= Beginning of Section =
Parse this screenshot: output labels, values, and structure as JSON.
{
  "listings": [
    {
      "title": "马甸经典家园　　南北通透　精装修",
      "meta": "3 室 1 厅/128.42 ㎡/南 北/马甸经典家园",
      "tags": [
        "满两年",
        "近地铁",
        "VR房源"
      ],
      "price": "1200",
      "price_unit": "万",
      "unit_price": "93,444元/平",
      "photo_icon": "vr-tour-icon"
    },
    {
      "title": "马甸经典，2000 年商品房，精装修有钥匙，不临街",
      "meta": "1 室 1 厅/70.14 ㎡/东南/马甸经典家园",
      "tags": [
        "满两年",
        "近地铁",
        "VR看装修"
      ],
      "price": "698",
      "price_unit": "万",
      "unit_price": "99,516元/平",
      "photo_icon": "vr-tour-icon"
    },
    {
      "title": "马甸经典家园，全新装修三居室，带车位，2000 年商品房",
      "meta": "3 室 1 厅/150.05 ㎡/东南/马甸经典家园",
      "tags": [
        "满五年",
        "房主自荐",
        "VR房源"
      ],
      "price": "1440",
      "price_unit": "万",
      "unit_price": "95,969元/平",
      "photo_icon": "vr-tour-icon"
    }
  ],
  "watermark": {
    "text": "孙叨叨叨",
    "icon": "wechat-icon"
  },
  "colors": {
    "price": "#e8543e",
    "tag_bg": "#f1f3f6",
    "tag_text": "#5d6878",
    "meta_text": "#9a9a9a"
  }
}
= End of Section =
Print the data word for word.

Parse this screenshot: output labels, values, and structure as JSON.
{
  "listings": [
    {
      "title": "马甸经典家园　　南北通透　精装修",
      "meta": "3 室 1 厅/128.42 ㎡/南 北/马甸经典家园",
      "tags": [
        "满两年",
        "近地铁",
        "VR房源"
      ],
      "price": "1200",
      "price_unit": "万",
      "unit_price": "93,444元/平",
      "photo_icon": "vr-tour-icon"
    },
    {
      "title": "马甸经典，2000 年商品房，精装修有钥匙，不临街",
      "meta": "1 室 1 厅/70.14 ㎡/东南/马甸经典家园",
      "tags": [
        "满两年",
        "近地铁",
        "VR看装修"
      ],
      "price": "698",
      "price_unit": "万",
      "unit_price": "99,516元/平",
      "photo_icon": "vr-tour-icon"
    },
    {
      "title": "马甸经典家园，全新装修三居室，带车位，2000 年商品房",
      "meta": "3 室 1 厅/150.05 ㎡/东南/马甸经典家园",
      "tags": [
        "满五年",
        "房主自荐",
        "VR房源"
      ],
      "price": "1440",
      "price_unit": "万",
      "unit_price": "95,969元/平",
      "photo_icon": "vr-tour-icon"
    }
  ],
  "watermark": {
    "text": "孙叨叨叨",
    "icon": "wechat-icon"
  },
  "colors": {
    "price": "#e8543e",
    "tag_bg": "#f1f3f6",
    "tag_text": "#5d6878",
    "meta_text": "#9a9a9a"
  }
}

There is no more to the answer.